So don’t be shy – ask your family what music they’d like at their funeral, and tell them what you’d like at yours. It’s a really simple way to make a send-off more personal.

What are the latest funeral trends?

89% of funeral directors noticed some key trends in 2020.

The most common is that people are using social media sites like Facebook to invite people to the service.

They also said that funerals are becoming more tailored to the individual, with special requests, personalised transport and unusual venues.

Others also pointed out that more people are choosing simpler, affordable send-offs like a direct cremation.

49%

49% of funeral directors said the biggest change they saw in 2020 was the use of social media invitations in place of newspaper notices.

46%

46% of funeral directors said they saw a change in 2020 focusing on theme, personalisations and special requests.

41%

41% of funeral directors said they saw a change in 2020 focusing on music and readings.

38%

38% of funeral directors said they saw a change in 2020 focusing on the cost of the funeral.

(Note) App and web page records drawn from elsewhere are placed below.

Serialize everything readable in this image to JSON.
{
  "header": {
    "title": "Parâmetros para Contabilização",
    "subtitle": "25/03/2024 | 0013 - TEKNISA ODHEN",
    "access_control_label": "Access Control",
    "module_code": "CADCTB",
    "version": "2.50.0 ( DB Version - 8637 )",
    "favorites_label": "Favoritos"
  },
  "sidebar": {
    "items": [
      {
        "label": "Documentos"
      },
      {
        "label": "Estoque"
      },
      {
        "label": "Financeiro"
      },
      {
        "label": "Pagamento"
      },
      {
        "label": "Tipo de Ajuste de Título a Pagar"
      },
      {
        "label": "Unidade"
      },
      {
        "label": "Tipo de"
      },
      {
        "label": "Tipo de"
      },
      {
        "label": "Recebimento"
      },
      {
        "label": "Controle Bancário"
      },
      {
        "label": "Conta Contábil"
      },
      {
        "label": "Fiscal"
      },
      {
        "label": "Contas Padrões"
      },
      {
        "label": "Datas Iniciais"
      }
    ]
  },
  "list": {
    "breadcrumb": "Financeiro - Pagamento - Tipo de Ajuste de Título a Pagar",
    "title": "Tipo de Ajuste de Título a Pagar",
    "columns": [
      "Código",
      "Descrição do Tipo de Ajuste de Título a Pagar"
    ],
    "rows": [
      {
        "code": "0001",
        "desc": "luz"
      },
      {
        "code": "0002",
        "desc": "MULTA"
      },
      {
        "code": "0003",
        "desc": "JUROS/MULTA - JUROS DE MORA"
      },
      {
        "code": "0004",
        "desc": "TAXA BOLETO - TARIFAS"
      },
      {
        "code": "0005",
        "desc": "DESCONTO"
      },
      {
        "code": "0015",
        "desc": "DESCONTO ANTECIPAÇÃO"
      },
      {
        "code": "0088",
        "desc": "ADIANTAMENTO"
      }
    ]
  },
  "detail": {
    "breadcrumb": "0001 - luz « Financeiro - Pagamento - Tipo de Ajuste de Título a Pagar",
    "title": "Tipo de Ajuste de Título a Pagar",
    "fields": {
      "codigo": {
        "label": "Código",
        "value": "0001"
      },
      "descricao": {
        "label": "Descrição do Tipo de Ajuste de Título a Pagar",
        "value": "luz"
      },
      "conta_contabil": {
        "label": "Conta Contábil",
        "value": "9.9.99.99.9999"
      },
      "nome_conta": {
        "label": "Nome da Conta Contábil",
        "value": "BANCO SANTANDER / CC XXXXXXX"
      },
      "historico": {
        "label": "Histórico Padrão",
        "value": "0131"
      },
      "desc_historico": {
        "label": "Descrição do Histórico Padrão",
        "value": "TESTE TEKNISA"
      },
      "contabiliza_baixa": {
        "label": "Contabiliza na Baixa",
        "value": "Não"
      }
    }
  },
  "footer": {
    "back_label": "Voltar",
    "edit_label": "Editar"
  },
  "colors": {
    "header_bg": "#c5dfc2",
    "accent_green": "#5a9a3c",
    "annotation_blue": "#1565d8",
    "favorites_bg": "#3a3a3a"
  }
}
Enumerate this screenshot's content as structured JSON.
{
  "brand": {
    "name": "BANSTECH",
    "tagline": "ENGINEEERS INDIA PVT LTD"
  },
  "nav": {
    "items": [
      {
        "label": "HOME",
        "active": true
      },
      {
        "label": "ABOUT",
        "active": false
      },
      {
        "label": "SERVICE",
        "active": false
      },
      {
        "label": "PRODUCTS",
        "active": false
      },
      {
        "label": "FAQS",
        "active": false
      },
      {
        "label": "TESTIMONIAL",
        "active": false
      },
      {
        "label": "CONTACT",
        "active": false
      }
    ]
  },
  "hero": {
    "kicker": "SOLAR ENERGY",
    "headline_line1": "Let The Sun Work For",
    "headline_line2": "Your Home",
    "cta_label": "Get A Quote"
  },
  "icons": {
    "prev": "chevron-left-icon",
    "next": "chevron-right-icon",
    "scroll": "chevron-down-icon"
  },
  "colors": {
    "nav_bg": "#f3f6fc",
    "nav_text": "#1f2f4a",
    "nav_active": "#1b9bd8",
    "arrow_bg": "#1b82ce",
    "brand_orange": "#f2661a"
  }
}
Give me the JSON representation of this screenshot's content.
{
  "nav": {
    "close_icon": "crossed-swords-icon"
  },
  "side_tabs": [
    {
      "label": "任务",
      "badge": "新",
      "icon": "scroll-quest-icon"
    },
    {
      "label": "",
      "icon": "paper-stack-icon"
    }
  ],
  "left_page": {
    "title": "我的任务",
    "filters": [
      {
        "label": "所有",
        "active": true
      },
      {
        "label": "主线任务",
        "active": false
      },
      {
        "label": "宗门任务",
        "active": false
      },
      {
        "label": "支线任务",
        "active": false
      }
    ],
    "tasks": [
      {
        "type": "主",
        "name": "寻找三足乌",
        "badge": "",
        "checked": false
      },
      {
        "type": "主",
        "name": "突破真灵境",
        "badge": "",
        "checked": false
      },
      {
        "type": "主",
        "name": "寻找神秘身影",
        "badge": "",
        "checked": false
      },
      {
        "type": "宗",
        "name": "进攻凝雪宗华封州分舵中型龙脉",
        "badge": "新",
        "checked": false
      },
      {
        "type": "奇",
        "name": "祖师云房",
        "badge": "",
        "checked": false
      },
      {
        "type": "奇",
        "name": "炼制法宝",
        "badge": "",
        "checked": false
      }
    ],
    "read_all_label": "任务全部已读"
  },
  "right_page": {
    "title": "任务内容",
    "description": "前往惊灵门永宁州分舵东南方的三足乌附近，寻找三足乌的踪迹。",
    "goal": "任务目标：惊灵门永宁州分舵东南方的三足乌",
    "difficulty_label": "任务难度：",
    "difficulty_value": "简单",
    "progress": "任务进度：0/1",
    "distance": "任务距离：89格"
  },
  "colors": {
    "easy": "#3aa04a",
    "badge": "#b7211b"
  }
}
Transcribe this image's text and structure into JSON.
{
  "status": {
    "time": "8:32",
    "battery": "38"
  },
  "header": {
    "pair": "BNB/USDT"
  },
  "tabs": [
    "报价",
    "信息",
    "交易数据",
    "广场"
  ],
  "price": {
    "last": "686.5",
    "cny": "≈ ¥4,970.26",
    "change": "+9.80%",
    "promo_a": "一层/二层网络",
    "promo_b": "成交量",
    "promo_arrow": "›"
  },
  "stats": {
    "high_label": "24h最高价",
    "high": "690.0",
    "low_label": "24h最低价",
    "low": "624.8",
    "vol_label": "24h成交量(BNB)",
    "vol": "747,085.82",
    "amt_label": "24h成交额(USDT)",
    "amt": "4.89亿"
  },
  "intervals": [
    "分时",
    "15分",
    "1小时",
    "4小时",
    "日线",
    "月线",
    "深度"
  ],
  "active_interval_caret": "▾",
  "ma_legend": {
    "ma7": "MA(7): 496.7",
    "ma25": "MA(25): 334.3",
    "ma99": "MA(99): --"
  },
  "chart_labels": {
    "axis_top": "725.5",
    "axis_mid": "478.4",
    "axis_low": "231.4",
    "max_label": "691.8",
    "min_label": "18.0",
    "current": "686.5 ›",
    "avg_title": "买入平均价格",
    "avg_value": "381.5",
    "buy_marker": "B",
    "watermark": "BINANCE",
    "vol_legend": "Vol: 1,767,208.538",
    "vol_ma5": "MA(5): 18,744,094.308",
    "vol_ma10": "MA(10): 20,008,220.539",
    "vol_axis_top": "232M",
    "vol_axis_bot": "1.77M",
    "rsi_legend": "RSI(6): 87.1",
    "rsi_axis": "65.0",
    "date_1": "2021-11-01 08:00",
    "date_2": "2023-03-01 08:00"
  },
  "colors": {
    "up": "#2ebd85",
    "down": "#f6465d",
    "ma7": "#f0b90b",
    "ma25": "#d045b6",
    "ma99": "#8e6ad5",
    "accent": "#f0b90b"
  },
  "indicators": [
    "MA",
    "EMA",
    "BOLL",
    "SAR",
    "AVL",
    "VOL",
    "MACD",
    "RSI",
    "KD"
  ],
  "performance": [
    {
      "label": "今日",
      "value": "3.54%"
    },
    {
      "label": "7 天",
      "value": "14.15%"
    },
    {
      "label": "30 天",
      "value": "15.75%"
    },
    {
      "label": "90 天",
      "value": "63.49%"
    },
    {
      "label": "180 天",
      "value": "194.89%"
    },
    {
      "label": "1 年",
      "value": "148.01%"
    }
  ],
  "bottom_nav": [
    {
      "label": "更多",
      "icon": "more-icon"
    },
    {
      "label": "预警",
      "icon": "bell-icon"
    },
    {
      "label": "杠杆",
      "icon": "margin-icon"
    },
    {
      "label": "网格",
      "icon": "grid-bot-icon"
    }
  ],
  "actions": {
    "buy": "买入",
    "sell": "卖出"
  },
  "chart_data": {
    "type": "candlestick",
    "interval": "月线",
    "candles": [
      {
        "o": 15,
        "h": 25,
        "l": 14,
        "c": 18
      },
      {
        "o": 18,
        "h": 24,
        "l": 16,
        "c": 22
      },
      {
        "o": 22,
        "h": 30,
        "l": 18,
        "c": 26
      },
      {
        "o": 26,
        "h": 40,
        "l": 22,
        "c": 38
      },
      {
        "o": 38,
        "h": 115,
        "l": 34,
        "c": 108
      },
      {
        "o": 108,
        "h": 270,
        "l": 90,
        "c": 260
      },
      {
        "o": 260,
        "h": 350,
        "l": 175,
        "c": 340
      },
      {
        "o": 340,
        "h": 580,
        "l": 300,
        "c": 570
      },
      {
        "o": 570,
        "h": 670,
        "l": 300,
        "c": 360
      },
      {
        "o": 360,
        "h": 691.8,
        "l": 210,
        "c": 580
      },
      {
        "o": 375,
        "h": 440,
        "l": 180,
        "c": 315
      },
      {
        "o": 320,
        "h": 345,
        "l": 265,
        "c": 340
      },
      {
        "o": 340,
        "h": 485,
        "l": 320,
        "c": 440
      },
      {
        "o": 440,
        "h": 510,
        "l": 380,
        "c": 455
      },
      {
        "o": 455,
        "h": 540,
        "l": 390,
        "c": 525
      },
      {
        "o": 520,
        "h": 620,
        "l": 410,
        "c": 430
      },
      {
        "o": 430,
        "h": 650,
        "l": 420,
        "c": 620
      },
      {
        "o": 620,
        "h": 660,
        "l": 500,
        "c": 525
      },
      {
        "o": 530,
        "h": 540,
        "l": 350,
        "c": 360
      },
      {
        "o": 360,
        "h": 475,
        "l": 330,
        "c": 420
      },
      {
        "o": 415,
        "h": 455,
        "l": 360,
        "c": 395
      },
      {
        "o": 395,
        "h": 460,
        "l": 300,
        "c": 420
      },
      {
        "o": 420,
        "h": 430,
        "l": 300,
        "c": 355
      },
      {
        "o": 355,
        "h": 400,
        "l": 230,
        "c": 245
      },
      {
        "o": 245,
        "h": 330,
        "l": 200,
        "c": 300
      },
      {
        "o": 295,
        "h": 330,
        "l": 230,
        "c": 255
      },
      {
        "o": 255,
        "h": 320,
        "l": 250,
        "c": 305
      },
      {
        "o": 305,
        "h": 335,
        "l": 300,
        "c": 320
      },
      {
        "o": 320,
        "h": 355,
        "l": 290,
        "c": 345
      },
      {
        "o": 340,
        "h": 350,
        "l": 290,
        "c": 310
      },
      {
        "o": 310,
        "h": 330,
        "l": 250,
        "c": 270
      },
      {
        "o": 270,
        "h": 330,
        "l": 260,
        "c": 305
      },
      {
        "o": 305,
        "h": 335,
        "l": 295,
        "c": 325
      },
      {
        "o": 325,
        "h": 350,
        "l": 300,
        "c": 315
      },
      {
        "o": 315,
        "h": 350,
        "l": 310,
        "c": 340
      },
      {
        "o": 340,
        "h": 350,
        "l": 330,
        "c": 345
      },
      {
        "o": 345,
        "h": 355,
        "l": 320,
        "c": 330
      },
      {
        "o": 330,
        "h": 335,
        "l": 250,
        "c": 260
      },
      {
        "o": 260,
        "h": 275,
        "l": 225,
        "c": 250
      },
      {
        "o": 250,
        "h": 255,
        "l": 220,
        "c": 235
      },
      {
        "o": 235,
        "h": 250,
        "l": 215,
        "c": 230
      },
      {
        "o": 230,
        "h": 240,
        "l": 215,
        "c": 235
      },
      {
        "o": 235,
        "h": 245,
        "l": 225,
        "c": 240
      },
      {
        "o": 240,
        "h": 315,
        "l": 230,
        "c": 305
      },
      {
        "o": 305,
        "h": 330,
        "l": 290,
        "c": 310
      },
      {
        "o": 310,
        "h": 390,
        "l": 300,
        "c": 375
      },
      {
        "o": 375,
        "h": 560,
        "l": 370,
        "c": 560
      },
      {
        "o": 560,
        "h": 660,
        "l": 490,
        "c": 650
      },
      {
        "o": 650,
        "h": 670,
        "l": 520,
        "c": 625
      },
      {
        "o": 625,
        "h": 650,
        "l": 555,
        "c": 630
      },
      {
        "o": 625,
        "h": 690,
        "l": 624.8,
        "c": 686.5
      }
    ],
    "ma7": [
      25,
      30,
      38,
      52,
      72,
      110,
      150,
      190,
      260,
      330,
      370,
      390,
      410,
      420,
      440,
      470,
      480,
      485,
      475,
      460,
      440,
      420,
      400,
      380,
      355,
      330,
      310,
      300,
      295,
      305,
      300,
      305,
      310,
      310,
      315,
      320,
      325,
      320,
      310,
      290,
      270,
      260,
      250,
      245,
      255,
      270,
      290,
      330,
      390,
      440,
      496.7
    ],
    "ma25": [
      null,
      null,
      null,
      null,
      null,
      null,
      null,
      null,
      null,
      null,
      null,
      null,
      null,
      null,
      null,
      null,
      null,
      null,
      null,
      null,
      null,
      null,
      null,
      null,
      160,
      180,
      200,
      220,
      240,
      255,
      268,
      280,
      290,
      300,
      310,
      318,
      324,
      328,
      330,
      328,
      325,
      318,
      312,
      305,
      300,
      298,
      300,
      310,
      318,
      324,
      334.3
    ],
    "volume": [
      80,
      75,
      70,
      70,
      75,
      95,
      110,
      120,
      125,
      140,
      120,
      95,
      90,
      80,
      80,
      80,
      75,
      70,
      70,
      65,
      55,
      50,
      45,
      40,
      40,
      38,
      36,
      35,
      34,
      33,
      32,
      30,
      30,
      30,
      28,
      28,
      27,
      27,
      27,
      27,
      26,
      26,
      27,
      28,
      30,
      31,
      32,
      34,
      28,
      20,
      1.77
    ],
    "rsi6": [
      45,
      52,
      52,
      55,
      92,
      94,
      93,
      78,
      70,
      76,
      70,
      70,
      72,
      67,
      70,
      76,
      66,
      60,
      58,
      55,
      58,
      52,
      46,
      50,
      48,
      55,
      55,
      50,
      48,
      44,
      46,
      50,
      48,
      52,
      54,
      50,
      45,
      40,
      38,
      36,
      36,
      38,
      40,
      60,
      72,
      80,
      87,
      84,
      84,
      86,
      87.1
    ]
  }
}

21%

21% of funeral directors said they saw a change in 2020 focusing on the attendees.

11%

11% of funeral directors said they saw no changes or trends in 2020.

What are the challenges facing the funeral industry?

41% of funeral directors said COVID-19 had an impact on the funeral industry, as they “must keep adapting and changing”.

But the pandemic isn’t the only challenge the industry is facing. We asked funeral directors what they consider to be the biggest problems right now:

  • Unregulated funeral directors
  • More competition
  • Rising costs
  • Lack of transparency
  • Lack of government support

Related articles

How to get help with funeral costs

Read the full article here

Sep 10, 2020


How to arrange a funeral

Read the full article here

May 21, 2019


Download the latest report

At SunLife, we've been tracking funeral costs for 16 years, so we have historical data from 2004 onwards. If you require any past reports, please get in touch with our media contact.

Download the full PDF report

1Our average funeral cost is now weighted by the proportion of burials and cremations in the UK. We’ve updated the previous years’ figures to reflect this change in our calculation.